ABOUT THIS TASK:
Starting at the line with "Convert this screenshot", copy each line through the last one below exactly as written, without any pictures.

RECORDS FOR THIS EXERCISE:

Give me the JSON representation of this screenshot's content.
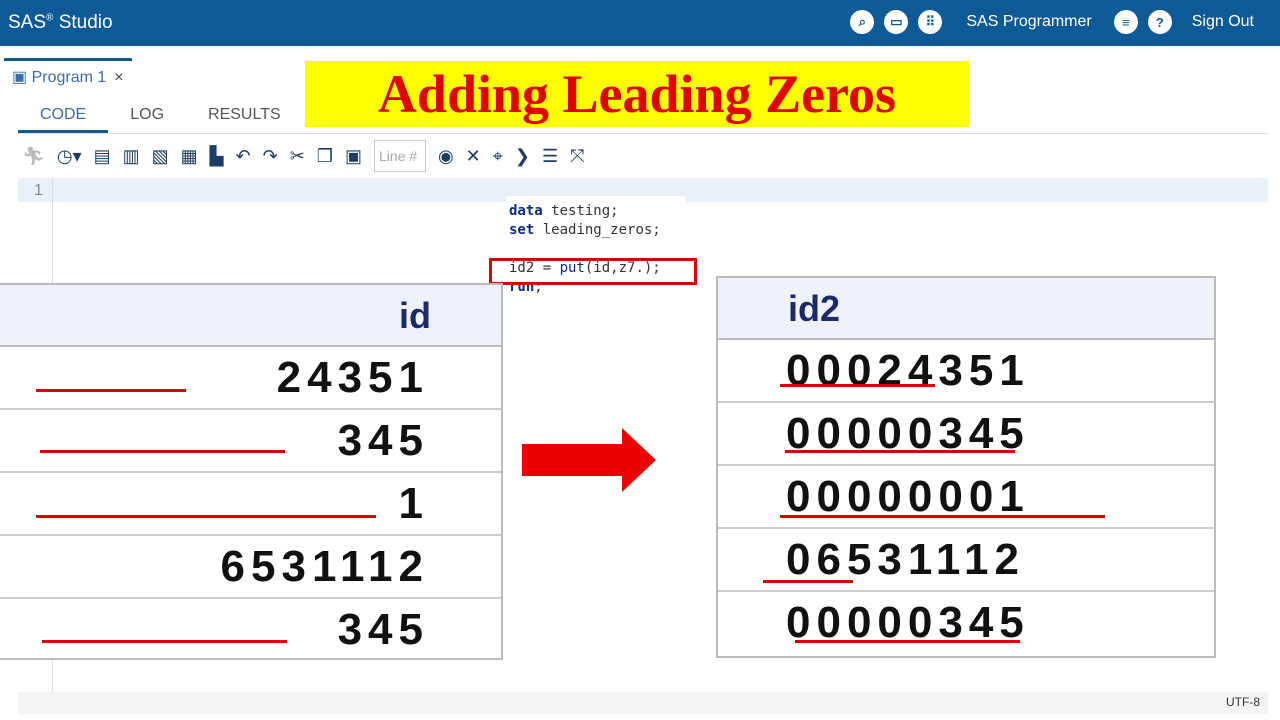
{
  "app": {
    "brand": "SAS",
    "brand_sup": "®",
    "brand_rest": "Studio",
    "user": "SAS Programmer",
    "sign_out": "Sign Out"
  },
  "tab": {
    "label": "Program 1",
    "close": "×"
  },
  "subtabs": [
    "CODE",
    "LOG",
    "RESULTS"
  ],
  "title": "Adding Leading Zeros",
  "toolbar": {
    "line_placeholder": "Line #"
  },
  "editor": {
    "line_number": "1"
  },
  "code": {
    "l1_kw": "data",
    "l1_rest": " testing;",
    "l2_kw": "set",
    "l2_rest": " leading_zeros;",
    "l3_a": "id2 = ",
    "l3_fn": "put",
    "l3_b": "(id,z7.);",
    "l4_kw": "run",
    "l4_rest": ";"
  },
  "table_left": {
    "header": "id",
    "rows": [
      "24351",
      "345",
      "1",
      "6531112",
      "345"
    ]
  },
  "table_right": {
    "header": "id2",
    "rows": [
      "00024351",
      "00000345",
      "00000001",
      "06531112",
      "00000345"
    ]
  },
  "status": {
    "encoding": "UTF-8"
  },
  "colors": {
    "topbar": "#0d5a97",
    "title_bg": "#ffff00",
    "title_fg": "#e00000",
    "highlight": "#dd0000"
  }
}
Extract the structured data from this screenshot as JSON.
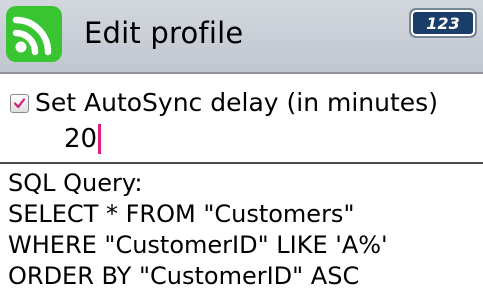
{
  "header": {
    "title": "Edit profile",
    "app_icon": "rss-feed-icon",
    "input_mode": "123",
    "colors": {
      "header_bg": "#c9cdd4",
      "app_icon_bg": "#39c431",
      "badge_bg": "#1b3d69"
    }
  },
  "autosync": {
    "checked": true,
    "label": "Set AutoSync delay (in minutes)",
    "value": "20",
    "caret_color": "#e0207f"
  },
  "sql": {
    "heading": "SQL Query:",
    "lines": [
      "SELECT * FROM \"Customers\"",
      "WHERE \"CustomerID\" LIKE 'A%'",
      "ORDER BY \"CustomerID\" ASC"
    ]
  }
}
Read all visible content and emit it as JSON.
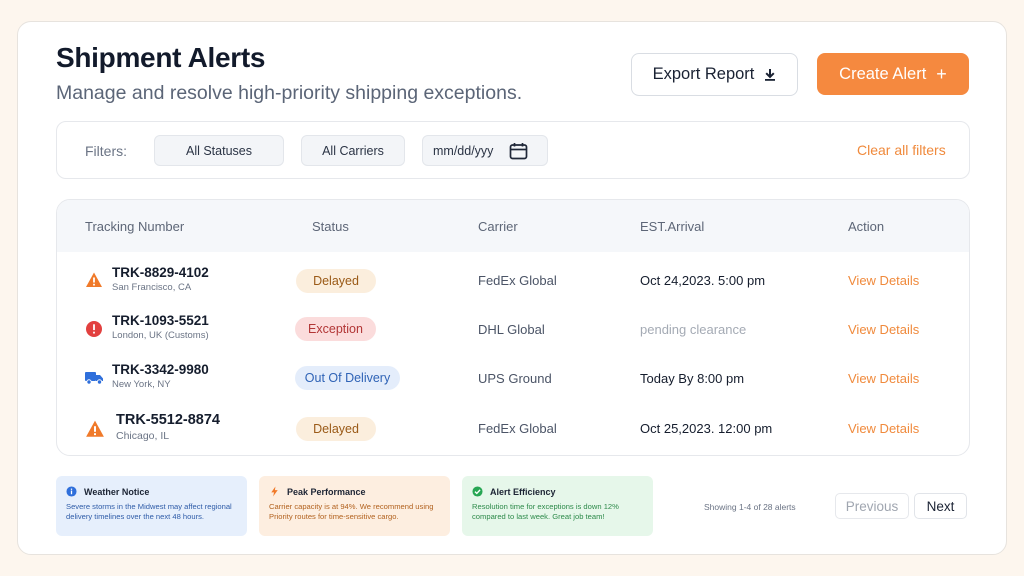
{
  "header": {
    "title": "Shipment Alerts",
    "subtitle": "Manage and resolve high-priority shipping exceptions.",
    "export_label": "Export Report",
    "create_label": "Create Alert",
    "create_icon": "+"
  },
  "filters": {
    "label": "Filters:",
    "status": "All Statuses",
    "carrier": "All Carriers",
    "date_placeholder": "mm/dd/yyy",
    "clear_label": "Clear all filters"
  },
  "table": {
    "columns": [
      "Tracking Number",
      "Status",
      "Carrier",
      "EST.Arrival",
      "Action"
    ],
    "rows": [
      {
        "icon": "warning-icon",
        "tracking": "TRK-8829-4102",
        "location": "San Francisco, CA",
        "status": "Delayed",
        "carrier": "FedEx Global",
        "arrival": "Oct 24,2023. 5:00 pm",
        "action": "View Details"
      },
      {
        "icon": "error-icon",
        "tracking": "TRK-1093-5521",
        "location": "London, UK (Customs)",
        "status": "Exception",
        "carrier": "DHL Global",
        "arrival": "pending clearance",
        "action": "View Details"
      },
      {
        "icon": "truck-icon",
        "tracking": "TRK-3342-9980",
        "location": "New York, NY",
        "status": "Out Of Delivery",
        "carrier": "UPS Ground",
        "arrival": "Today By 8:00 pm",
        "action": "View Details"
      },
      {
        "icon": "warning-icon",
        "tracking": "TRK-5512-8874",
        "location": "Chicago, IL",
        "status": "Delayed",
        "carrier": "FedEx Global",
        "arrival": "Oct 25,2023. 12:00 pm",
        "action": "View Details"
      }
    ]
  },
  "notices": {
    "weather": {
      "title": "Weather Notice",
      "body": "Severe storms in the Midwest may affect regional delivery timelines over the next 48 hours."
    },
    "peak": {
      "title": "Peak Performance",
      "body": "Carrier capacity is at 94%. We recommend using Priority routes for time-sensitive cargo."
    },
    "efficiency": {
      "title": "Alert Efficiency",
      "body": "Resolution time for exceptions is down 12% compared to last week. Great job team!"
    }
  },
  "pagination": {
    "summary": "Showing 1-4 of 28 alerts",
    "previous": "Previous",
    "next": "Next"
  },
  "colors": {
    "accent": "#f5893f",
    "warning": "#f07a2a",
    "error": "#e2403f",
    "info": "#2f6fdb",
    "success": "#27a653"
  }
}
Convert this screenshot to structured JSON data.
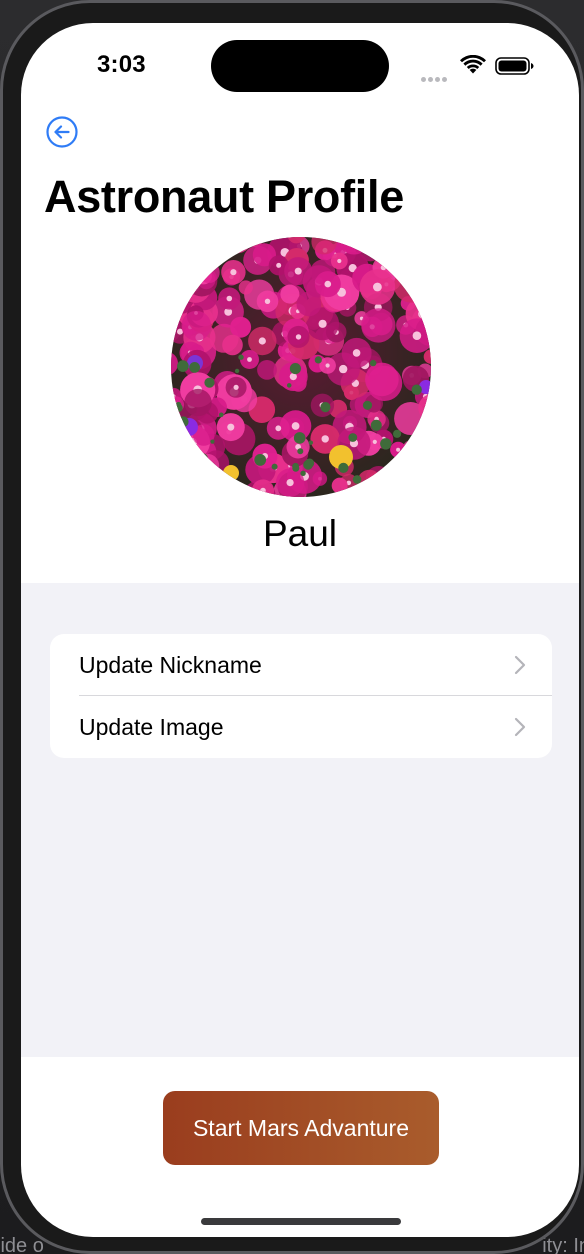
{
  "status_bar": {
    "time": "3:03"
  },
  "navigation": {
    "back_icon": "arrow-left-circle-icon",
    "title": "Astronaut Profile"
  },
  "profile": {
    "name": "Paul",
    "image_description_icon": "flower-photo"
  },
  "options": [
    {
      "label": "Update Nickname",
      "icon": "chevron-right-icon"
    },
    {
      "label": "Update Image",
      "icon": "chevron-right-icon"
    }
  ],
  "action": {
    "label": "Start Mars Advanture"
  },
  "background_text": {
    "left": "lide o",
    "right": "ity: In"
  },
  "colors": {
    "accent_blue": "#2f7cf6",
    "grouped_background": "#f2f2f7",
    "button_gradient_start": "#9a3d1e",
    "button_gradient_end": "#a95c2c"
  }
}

ANSWER BOX:
Convert this screenshot to structured JSON data.
{
  "status_bar": {
    "time": "3:03"
  },
  "navigation": {
    "back_icon": "arrow-left-circle-icon",
    "title": "Astronaut Profile"
  },
  "profile": {
    "name": "Paul",
    "image_description_icon": "flower-photo"
  },
  "options": [
    {
      "label": "Update Nickname",
      "icon": "chevron-right-icon"
    },
    {
      "label": "Update Image",
      "icon": "chevron-right-icon"
    }
  ],
  "action": {
    "label": "Start Mars Advanture"
  },
  "background_text": {
    "left": "lide o",
    "right": "ity: In"
  },
  "colors": {
    "accent_blue": "#2f7cf6",
    "grouped_background": "#f2f2f7",
    "button_gradient_start": "#9a3d1e",
    "button_gradient_end": "#a95c2c"
  }
}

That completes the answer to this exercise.